[Web page and app entries]
***

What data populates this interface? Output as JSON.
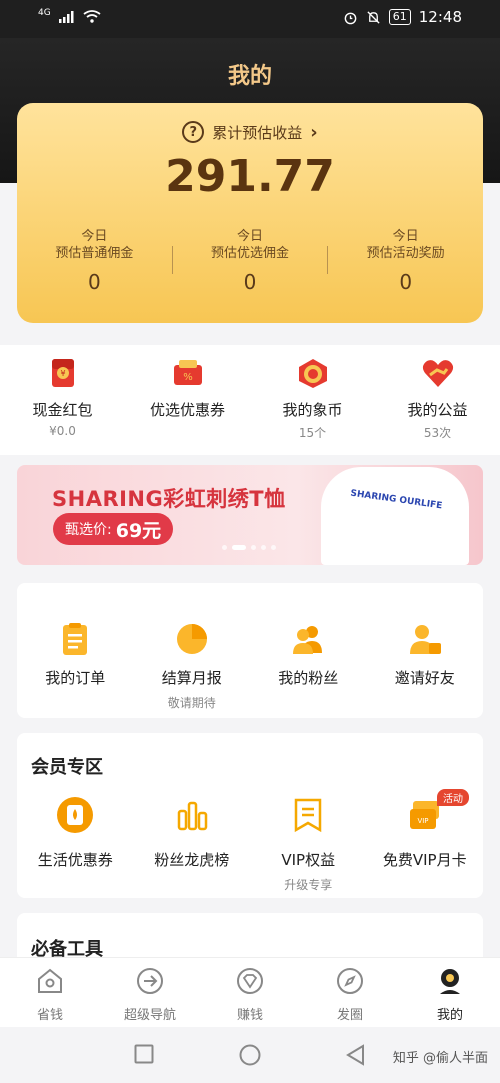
{
  "status_bar": {
    "network": "4G",
    "time": "12:48",
    "battery": "61"
  },
  "header": {
    "title": "我的"
  },
  "earnings": {
    "label": "累计预估收益",
    "total": "291.77",
    "columns": [
      {
        "line1": "今日",
        "line2": "预估普通佣金",
        "value": "0"
      },
      {
        "line1": "今日",
        "line2": "预估优选佣金",
        "value": "0"
      },
      {
        "line1": "今日",
        "line2": "预估活动奖励",
        "value": "0"
      }
    ]
  },
  "wallet": [
    {
      "label": "现金红包",
      "sub": "¥0.0",
      "icon": "red-envelope-icon"
    },
    {
      "label": "优选优惠券",
      "sub": "",
      "icon": "coupon-icon"
    },
    {
      "label": "我的象币",
      "sub": "15个",
      "icon": "elephant-coin-icon"
    },
    {
      "label": "我的公益",
      "sub": "53次",
      "icon": "charity-heart-icon"
    }
  ],
  "banner": {
    "title": "SHARING彩虹刺绣T恤",
    "price_label": "甄选价:",
    "price": "69元",
    "shirt_text": "SHARING OURLIFE"
  },
  "orders": [
    {
      "label": "我的订单",
      "sub": "",
      "icon": "order-list-icon"
    },
    {
      "label": "结算月报",
      "sub": "敬请期待",
      "icon": "pie-chart-icon"
    },
    {
      "label": "我的粉丝",
      "sub": "",
      "icon": "fans-icon"
    },
    {
      "label": "邀请好友",
      "sub": "",
      "icon": "invite-friend-icon"
    }
  ],
  "member": {
    "title": "会员专区",
    "items": [
      {
        "label": "生活优惠券",
        "sub": "",
        "icon": "life-coupon-icon"
      },
      {
        "label": "粉丝龙虎榜",
        "sub": "",
        "icon": "ranking-bars-icon"
      },
      {
        "label": "VIP权益",
        "sub": "升级专享",
        "icon": "vip-bookmark-icon"
      },
      {
        "label": "免费VIP月卡",
        "sub": "",
        "icon": "vip-card-icon",
        "badge": "活动"
      }
    ]
  },
  "tools": {
    "title": "必备工具"
  },
  "tabbar": [
    {
      "label": "省钱",
      "icon": "home-icon"
    },
    {
      "label": "超级导航",
      "icon": "navigation-arrow-icon"
    },
    {
      "label": "赚钱",
      "icon": "diamond-icon"
    },
    {
      "label": "发圈",
      "icon": "compass-icon"
    },
    {
      "label": "我的",
      "icon": "profile-avatar-icon"
    }
  ],
  "watermark": "知乎 @偷人半面",
  "colors": {
    "accent_gold": "#f7c653",
    "header_dark": "#1f1f1f",
    "brand_red": "#e13a48"
  }
}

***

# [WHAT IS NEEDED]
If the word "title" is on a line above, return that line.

# [COMPLETED TASK]
    "title": "我的"
    "title": "SHARING彩虹刺绣T恤",
    "title": "会员专区",
    "title": "必备工具"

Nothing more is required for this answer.